- _Exercise goal_
From the records below, work out how many lines contain "Administration". Reply with that number alone.

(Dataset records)
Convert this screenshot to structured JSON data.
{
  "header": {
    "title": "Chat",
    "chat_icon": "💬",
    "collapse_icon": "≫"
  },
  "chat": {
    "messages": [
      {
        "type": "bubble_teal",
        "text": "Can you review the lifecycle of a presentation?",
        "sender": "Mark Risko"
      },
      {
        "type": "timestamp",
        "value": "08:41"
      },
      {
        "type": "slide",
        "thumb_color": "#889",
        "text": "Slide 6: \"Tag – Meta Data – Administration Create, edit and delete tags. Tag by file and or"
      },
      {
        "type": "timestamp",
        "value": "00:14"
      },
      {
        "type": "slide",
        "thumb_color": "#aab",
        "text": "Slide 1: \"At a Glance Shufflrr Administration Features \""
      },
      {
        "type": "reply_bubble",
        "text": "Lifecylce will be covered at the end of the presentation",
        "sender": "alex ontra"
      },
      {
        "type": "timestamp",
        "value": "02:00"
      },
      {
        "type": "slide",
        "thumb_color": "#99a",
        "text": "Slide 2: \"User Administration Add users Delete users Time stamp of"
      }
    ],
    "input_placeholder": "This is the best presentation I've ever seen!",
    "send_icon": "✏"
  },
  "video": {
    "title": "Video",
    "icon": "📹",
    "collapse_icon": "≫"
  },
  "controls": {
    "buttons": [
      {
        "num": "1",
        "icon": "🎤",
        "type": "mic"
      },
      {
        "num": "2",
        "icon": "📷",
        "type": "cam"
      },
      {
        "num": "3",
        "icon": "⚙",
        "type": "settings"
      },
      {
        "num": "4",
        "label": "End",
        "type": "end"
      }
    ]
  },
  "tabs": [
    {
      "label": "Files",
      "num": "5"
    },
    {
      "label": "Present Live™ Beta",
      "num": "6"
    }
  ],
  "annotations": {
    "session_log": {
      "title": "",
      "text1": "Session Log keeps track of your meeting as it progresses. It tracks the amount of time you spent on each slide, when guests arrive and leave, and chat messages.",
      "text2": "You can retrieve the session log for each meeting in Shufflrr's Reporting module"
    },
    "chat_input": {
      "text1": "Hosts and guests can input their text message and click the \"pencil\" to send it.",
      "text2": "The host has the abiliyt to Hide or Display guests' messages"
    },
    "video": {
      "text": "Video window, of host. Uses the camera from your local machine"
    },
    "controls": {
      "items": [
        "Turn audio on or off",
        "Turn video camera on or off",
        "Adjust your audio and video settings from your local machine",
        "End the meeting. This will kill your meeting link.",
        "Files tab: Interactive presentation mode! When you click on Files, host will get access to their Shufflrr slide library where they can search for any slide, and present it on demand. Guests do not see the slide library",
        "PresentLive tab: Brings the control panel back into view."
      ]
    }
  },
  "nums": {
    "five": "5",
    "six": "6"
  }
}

- _Answer area_
3